• [The problem]: What is needed is a verbatim copy of each record below.

** Exercise materials follows **

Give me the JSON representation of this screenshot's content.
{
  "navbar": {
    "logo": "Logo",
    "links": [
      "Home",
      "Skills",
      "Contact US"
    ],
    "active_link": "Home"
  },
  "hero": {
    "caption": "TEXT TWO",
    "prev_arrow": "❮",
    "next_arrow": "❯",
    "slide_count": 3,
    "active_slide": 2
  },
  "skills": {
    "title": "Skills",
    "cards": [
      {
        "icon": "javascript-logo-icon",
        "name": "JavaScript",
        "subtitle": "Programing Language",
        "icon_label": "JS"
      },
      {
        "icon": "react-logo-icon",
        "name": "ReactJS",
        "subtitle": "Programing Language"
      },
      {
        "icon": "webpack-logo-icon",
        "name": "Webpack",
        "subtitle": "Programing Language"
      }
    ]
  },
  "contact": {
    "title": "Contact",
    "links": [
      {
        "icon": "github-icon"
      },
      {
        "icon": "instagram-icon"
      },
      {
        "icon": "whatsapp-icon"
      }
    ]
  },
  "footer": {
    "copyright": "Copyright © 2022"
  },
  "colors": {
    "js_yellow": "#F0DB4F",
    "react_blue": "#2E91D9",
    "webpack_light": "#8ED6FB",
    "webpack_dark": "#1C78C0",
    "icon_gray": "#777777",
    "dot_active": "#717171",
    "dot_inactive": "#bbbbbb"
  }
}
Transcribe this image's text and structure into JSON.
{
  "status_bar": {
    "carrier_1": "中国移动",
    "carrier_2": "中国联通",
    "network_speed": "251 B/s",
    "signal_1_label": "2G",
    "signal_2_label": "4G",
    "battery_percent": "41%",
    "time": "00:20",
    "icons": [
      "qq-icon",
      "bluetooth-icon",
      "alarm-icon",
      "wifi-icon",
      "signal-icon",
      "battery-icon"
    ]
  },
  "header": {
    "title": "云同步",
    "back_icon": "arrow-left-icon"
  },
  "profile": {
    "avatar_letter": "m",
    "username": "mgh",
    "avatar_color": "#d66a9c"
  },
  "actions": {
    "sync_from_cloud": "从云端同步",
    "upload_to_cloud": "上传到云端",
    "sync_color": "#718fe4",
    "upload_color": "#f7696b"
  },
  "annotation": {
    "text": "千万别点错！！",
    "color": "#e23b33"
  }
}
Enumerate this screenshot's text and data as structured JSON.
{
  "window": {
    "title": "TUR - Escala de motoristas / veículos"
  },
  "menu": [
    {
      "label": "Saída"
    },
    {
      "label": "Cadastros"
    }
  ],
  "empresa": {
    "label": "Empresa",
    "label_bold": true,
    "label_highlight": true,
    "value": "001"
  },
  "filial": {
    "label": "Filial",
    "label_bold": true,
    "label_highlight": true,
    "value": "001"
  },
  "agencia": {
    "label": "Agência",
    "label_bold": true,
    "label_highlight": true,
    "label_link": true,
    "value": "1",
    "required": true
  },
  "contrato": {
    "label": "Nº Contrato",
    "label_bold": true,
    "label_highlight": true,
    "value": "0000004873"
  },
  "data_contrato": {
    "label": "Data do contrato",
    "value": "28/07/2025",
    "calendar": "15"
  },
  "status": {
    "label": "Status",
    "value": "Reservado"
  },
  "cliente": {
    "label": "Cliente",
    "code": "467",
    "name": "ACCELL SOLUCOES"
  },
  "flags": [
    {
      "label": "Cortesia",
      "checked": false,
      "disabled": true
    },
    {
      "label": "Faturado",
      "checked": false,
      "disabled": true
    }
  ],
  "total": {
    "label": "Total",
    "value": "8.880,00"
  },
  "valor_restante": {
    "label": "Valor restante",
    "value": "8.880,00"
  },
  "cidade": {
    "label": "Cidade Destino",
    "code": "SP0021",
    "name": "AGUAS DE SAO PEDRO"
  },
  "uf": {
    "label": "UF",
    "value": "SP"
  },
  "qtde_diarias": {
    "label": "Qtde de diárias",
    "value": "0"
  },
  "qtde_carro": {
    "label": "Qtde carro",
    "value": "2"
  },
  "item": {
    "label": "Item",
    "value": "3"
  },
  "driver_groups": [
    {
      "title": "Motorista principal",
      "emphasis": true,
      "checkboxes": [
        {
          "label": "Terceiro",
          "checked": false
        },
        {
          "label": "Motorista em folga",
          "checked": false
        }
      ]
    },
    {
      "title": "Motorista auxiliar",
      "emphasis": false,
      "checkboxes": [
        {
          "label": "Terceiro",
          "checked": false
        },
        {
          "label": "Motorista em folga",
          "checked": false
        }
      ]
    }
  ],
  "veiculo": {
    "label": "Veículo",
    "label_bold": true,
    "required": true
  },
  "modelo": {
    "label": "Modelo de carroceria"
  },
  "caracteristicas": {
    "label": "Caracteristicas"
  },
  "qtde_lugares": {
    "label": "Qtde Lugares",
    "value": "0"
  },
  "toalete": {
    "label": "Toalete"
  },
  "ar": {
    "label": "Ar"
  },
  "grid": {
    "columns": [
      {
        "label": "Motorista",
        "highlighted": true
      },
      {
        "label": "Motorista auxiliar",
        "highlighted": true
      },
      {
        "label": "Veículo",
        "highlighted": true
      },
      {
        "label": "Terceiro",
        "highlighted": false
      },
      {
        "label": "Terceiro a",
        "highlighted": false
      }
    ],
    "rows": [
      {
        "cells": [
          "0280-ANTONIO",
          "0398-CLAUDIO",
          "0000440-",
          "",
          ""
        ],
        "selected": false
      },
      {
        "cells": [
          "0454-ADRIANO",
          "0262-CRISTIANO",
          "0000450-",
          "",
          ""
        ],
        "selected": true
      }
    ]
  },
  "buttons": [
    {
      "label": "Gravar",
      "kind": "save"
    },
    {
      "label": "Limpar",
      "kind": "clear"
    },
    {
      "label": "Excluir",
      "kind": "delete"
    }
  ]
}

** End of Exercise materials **

• [Answer space]:
Give me the JSON representation of this screenshot's content.
{
  "navbar": {
    "logo": "Logo",
    "links": [
      "Home",
      "Skills",
      "Contact US"
    ],
    "active_link": "Home"
  },
  "hero": {
    "caption": "TEXT TWO",
    "prev_arrow": "❮",
    "next_arrow": "❯",
    "slide_count": 3,
    "active_slide": 2
  },
  "skills": {
    "title": "Skills",
    "cards": [
      {
        "icon": "javascript-logo-icon",
        "name": "JavaScript",
        "subtitle": "Programing Language",
        "icon_label": "JS"
      },
      {
        "icon": "react-logo-icon",
        "name": "ReactJS",
        "subtitle": "Programing Language"
      },
      {
        "icon": "webpack-logo-icon",
        "name": "Webpack",
        "subtitle": "Programing Language"
      }
    ]
  },
  "contact": {
    "title": "Contact",
    "links": [
      {
        "icon": "github-icon"
      },
      {
        "icon": "instagram-icon"
      },
      {
        "icon": "whatsapp-icon"
      }
    ]
  },
  "footer": {
    "copyright": "Copyright © 2022"
  },
  "colors": {
    "js_yellow": "#F0DB4F",
    "react_blue": "#2E91D9",
    "webpack_light": "#8ED6FB",
    "webpack_dark": "#1C78C0",
    "icon_gray": "#777777",
    "dot_active": "#717171",
    "dot_inactive": "#bbbbbb"
  }
}
Transcribe this image's text and structure into JSON.
{
  "status_bar": {
    "carrier_1": "中国移动",
    "carrier_2": "中国联通",
    "network_speed": "251 B/s",
    "signal_1_label": "2G",
    "signal_2_label": "4G",
    "battery_percent": "41%",
    "time": "00:20",
    "icons": [
      "qq-icon",
      "bluetooth-icon",
      "alarm-icon",
      "wifi-icon",
      "signal-icon",
      "battery-icon"
    ]
  },
  "header": {
    "title": "云同步",
    "back_icon": "arrow-left-icon"
  },
  "profile": {
    "avatar_letter": "m",
    "username": "mgh",
    "avatar_color": "#d66a9c"
  },
  "actions": {
    "sync_from_cloud": "从云端同步",
    "upload_to_cloud": "上传到云端",
    "sync_color": "#718fe4",
    "upload_color": "#f7696b"
  },
  "annotation": {
    "text": "千万别点错！！",
    "color": "#e23b33"
  }
}
Enumerate this screenshot's text and data as structured JSON.
{
  "window": {
    "title": "TUR - Escala de motoristas / veículos"
  },
  "menu": [
    {
      "label": "Saída"
    },
    {
      "label": "Cadastros"
    }
  ],
  "empresa": {
    "label": "Empresa",
    "label_bold": true,
    "label_highlight": true,
    "value": "001"
  },
  "filial": {
    "label": "Filial",
    "label_bold": true,
    "label_highlight": true,
    "value": "001"
  },
  "agencia": {
    "label": "Agência",
    "label_bold": true,
    "label_highlight": true,
    "label_link": true,
    "value": "1",
    "required": true
  },
  "contrato": {
    "label": "Nº Contrato",
    "label_bold": true,
    "label_highlight": true,
    "value": "0000004873"
  },
  "data_contrato": {
    "label": "Data do contrato",
    "value": "28/07/2025",
    "calendar": "15"
  },
  "status": {
    "label": "Status",
    "value": "Reservado"
  },
  "cliente": {
    "label": "Cliente",
    "code": "467",
    "name": "ACCELL SOLUCOES"
  },
  "flags": [
    {
      "label": "Cortesia",
      "checked": false,
      "disabled": true
    },
    {
      "label": "Faturado",
      "checked": false,
      "disabled": true
    }
  ],
  "total": {
    "label": "Total",
    "value": "8.880,00"
  },
  "valor_restante": {
    "label": "Valor restante",
    "value": "8.880,00"
  },
  "cidade": {
    "label": "Cidade Destino",
    "code": "SP0021",
    "name": "AGUAS DE SAO PEDRO"
  },
  "uf": {
    "label": "UF",
    "value": "SP"
  },
  "qtde_diarias": {
    "label": "Qtde de diárias",
    "value": "0"
  },
  "qtde_carro": {
    "label": "Qtde carro",
    "value": "2"
  },
  "item": {
    "label": "Item",
    "value": "3"
  },
  "driver_groups": [
    {
      "title": "Motorista principal",
      "emphasis": true,
      "checkboxes": [
        {
          "label": "Terceiro",
          "checked": false
        },
        {
          "label": "Motorista em folga",
          "checked": false
        }
      ]
    },
    {
      "title": "Motorista auxiliar",
      "emphasis": false,
      "checkboxes": [
        {
          "label": "Terceiro",
          "checked": false
        },
        {
          "label": "Motorista em folga",
          "checked": false
        }
      ]
    }
  ],
  "veiculo": {
    "label": "Veículo",
    "label_bold": true,
    "required": true
  },
  "modelo": {
    "label": "Modelo de carroceria"
  },
  "caracteristicas": {
    "label": "Caracteristicas"
  },
  "qtde_lugares": {
    "label": "Qtde Lugares",
    "value": "0"
  },
  "toalete": {
    "label": "Toalete"
  },
  "ar": {
    "label": "Ar"
  },
  "grid": {
    "columns": [
      {
        "label": "Motorista",
        "highlighted": true
      },
      {
        "label": "Motorista auxiliar",
        "highlighted": true
      },
      {
        "label": "Veículo",
        "highlighted": true
      },
      {
        "label": "Terceiro",
        "highlighted": false
      },
      {
        "label": "Terceiro a",
        "highlighted": false
      }
    ],
    "rows": [
      {
        "cells": [
          "0280-ANTONIO",
          "0398-CLAUDIO",
          "0000440-",
          "",
          ""
        ],
        "selected": false
      },
      {
        "cells": [
          "0454-ADRIANO",
          "0262-CRISTIANO",
          "0000450-",
          "",
          ""
        ],
        "selected": true
      }
    ]
  },
  "buttons": [
    {
      "label": "Gravar",
      "kind": "save"
    },
    {
      "label": "Limpar",
      "kind": "clear"
    },
    {
      "label": "Excluir",
      "kind": "delete"
    }
  ]
}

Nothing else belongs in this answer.